MRC funds £1.6m research into CFS/ME
21 December 2012
The Medical Research Council (MRC) has awarded more than £1.6m for research into the causes of the debilitating condition chronic fatigue syndrome/myalgic encephalomyelitis (CFS/ME).
The investment will fund five new projects to investigate the mechanisms and underlying biological processes involved in the illness, which could eventually lead to better diagnosis and the development of more effective treatments.
CFS/ME is a complex and debilitating condition that affects around 250,000 people in the UK, including children. Symptoms include profound physical and mental fatigue, muscle and joint pain, disturbed sleep patterns and concentration and memory problems. The combination and severity of symptoms varies from patient to patient, making it a difficult condition to diagnose and treat.
Professor Stephen Holgate, Chair of the MRC’s Population and Systems Medicine Board, said:
“There is a pressing need to understand the causes of CFS/ME, and the MRC is delighted to announce substantial funding to address this. The quality and breadth of the scientific proposals we received in response to our funding call exceeded expectations and led to us funding more studies than we had originally anticipated.
“We’re especially pleased that the five new projects address many of the priority areas identified by our CFS/ME Expert Group in collaboration with charities and leading researchers in the field. We hope the awards will drive forward the research agenda in this area, paving the way for new diagnostic tools and treatments.”
Dr Charles Shepherd, member of the MRC CFS/ME Expert Group and trustee of the ME Association, which has agreed to provide £30,000 to co-fund one of the five projects, said:
“The ME Association is very pleased to learn that the MRC has followed up the research priorities identified by the Expert Group and agreed to fund five high-quality studies that aim to identify important biomedical abnormalities that may be involved in the underlying cause of CFS/ME.
“The patient community will particularly welcome research involving biomarkers/biological fingerprints, which could lead to a diagnostic test, and immune system abnormalities, which could lead to more effective forms of treatment.
“The fact that one of the studies is being co-funded by the charity sector marks a much needed step forward in co-operation between patients and researchers in this field. This initiative could be utilised to help fund additional research involving the priorities not yet covered by this announcement.”
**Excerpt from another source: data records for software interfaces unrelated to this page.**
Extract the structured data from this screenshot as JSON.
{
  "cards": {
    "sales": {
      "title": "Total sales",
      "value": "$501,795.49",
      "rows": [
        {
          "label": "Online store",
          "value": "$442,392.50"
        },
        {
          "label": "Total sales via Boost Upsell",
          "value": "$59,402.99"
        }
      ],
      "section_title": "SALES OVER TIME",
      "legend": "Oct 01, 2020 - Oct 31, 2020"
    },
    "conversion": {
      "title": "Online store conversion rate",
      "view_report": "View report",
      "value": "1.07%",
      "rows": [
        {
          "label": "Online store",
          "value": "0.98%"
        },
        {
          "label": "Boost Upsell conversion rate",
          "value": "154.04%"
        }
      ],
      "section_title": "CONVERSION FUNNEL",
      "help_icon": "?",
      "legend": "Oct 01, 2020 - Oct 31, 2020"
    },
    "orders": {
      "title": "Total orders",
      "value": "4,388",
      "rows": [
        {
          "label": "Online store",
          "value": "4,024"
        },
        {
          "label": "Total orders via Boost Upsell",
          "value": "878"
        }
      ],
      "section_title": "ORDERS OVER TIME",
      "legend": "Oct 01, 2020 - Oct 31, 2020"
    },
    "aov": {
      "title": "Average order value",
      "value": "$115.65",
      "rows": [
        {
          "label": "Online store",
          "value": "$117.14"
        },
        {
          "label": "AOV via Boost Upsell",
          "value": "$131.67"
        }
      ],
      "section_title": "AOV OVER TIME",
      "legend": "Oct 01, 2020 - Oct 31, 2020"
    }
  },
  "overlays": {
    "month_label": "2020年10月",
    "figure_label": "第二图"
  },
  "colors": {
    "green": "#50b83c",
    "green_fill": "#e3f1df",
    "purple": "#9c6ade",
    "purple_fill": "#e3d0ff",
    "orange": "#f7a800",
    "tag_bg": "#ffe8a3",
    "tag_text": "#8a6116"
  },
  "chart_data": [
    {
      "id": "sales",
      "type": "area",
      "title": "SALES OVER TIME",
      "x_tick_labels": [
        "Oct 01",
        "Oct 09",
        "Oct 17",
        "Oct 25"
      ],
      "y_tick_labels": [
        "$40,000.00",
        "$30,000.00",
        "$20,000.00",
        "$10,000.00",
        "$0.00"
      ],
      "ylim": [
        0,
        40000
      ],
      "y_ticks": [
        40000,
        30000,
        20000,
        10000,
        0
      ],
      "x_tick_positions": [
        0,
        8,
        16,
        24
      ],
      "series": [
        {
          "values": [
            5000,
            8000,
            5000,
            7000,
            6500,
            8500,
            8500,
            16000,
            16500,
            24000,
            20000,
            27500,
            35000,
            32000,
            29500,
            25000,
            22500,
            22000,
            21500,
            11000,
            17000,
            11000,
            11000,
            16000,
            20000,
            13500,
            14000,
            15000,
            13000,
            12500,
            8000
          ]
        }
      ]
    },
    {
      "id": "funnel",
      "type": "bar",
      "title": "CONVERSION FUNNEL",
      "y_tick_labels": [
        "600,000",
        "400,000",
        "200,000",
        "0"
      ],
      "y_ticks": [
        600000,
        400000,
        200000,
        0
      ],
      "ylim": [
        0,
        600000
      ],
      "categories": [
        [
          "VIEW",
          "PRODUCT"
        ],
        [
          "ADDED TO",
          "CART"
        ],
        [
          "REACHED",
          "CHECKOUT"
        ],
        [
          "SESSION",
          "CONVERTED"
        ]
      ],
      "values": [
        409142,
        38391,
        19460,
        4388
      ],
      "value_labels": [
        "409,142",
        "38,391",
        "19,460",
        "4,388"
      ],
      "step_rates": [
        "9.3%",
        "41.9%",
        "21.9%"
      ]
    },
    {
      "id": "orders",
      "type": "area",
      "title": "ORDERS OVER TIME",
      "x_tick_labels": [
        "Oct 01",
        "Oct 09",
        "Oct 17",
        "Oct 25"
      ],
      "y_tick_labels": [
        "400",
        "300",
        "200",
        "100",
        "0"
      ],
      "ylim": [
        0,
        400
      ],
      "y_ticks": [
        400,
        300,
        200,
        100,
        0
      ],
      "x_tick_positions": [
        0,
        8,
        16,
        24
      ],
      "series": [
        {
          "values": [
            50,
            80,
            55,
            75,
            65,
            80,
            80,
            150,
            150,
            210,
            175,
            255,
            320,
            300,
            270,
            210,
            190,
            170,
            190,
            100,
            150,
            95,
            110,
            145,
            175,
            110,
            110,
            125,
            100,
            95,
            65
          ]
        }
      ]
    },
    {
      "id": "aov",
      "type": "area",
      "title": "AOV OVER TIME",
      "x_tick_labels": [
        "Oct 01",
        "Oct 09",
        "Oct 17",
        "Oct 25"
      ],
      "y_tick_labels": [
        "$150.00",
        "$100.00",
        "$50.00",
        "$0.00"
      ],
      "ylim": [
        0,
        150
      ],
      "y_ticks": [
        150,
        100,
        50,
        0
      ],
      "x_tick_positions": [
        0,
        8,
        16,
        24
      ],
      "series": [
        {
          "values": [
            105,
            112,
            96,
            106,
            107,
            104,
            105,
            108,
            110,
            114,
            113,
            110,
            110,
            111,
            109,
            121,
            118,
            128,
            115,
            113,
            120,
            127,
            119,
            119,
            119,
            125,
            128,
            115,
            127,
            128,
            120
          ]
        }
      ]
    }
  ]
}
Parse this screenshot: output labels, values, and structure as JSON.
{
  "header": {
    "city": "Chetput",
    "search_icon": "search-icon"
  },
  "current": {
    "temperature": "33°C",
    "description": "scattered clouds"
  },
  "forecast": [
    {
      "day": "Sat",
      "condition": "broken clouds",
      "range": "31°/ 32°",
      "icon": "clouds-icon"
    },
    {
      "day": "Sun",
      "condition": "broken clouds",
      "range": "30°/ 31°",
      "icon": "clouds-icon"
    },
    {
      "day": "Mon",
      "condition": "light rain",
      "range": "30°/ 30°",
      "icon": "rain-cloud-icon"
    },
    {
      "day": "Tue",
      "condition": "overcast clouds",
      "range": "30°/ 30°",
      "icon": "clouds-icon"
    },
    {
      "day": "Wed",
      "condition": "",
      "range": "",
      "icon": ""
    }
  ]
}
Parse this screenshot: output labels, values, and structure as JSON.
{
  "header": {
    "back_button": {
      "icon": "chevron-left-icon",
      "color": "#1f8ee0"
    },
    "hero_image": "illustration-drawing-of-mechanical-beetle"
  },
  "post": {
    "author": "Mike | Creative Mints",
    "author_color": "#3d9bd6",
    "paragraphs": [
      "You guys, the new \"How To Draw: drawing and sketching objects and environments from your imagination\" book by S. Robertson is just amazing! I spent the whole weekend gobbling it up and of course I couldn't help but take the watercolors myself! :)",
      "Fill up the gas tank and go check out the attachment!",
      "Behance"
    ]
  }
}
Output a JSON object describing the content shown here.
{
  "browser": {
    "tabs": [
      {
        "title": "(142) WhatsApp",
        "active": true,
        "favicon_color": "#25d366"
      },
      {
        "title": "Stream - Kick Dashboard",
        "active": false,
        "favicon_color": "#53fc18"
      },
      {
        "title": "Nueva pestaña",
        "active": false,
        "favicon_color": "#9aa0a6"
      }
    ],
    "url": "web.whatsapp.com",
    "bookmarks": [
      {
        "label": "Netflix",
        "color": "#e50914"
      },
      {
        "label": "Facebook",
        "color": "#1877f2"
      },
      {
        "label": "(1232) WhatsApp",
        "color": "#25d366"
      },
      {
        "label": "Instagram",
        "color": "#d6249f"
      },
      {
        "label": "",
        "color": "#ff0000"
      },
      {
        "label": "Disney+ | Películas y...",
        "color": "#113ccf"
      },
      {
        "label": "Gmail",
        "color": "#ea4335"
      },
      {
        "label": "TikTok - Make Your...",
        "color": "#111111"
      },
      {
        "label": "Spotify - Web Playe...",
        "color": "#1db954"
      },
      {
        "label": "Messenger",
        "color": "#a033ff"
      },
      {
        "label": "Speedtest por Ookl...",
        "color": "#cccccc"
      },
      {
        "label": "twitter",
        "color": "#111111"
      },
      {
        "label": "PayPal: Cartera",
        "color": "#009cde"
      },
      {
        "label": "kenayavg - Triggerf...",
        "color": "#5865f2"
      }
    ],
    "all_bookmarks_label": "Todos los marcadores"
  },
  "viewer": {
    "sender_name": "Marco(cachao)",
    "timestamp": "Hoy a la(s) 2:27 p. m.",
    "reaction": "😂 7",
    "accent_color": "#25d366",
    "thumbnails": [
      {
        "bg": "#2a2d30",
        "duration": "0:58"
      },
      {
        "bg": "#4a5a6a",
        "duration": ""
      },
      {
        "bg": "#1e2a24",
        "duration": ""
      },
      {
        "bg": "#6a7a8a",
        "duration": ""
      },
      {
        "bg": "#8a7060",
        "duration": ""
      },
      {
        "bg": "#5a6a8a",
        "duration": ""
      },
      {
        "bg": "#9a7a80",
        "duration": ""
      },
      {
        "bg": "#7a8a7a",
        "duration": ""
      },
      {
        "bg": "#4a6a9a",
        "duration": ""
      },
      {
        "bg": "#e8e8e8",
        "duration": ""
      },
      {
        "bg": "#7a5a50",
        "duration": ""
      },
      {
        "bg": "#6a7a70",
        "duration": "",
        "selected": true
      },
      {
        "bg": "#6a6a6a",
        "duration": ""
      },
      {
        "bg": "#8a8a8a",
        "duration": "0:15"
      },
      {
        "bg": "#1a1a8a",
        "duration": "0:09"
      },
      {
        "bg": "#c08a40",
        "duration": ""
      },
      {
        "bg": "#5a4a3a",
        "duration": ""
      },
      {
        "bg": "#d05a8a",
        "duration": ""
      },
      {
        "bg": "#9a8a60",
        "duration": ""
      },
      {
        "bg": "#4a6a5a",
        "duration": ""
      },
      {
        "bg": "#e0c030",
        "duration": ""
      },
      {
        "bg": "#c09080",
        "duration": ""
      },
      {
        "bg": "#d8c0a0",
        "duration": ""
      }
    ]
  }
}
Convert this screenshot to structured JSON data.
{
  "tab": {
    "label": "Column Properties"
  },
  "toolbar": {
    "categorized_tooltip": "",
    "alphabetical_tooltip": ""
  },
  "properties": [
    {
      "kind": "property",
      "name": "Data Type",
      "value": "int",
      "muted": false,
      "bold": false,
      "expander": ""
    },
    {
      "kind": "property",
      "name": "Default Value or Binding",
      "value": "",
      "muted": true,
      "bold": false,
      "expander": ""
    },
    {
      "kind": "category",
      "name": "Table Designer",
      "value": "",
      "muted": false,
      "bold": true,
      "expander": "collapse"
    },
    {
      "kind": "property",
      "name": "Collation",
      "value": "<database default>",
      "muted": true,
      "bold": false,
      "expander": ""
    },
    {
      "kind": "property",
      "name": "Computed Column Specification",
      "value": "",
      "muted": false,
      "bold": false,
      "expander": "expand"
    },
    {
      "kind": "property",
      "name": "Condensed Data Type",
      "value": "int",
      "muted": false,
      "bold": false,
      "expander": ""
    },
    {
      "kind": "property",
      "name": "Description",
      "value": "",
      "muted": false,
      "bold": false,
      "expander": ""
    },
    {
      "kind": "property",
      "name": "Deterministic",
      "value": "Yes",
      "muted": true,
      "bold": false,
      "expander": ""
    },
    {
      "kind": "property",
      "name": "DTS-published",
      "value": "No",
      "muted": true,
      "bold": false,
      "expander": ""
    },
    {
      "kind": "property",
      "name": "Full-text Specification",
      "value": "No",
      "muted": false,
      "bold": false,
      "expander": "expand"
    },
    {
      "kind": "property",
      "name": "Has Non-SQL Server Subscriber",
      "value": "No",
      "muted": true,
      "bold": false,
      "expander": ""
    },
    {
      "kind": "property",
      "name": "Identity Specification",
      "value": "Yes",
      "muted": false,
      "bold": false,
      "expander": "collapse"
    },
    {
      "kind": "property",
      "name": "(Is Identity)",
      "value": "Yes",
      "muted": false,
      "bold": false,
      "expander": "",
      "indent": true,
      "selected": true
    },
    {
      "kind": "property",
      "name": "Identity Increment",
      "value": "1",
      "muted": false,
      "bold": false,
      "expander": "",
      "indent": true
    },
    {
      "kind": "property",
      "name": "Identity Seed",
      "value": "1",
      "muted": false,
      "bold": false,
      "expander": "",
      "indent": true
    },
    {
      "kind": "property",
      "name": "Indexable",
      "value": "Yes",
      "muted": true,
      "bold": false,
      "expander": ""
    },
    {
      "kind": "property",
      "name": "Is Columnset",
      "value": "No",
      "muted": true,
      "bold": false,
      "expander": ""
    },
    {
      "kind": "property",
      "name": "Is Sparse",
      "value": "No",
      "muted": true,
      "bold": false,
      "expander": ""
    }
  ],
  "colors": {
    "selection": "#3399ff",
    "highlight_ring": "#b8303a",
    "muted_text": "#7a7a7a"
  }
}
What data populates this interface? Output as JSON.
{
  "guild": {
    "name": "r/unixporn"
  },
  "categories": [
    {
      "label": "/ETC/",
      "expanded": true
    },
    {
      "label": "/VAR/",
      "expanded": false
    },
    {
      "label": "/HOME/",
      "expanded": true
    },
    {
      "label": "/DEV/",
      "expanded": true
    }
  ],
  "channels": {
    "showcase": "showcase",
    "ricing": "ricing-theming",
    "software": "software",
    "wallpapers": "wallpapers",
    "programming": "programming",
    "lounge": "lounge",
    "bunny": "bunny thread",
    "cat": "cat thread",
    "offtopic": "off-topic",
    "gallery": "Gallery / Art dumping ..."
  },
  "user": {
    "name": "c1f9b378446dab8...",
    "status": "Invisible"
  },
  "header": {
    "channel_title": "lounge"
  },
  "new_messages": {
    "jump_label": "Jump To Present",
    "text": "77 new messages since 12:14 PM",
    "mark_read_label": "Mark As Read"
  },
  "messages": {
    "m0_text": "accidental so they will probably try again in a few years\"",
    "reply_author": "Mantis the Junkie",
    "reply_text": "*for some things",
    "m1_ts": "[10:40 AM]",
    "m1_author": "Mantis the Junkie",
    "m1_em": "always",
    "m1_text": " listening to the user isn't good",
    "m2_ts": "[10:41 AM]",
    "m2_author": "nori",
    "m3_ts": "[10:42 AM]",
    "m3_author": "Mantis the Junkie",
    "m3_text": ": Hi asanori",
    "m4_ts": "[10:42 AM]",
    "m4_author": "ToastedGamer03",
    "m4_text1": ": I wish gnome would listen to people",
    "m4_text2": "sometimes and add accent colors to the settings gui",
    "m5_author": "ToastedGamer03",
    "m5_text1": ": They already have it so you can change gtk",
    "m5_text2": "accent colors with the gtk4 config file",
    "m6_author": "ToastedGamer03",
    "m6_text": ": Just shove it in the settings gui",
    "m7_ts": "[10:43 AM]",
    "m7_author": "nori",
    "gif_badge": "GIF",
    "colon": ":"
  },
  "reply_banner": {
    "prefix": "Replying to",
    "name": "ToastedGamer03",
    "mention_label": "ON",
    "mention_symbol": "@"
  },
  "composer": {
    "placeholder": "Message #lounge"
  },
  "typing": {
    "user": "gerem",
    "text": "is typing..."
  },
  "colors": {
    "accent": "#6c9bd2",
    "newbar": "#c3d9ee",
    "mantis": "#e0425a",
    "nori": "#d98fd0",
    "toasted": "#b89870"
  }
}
The MRC has striven to stimulate high quality CFS/ME research for a number of years. Most recently the specially constituted MRC CFS/ME Expert Group, which involves leading researchers in the field and related areas, along with representatives from two CFS/ME charities, identified six priority areas where important research questions remained unanswered.
In February 2011, the MRC issued a £1.5m call for proposals in these areas, aimed at encouraging fresh partnerships between established CFS/ME researchers and those with strong scientific credentials, but new to this field. The key areas were:
- Nervous system disorders
- Cognitive symptoms
- Immune dysregulation (eg. through viral infection)
- Sleep disorders
In response to the high quality of the applications received, the MRC decided to provide an extra £150,000 to support the package of successful projects. The awards range in total value from £120,000 to £450,000 and the successful applicants were:
- Dr Wan Ng, Newcastle University
- Professor Julia Newton, Newcastle University
- Professor Anne McArdle, University of Liverpool
- Professor David Nutt, Imperial College London
- Dr Carmine Pariante, King’s College London
While the applications addressed most of the priority areas highlighted in the call, the MRC will announce shortly how it plans to stimulate research activity in those areas which were not covered.
Notes to editors
Contact Hannah Isom
Senior press officer, Medical Research Council
T: 0207 395 2345 (out of hours: 07818 428 297)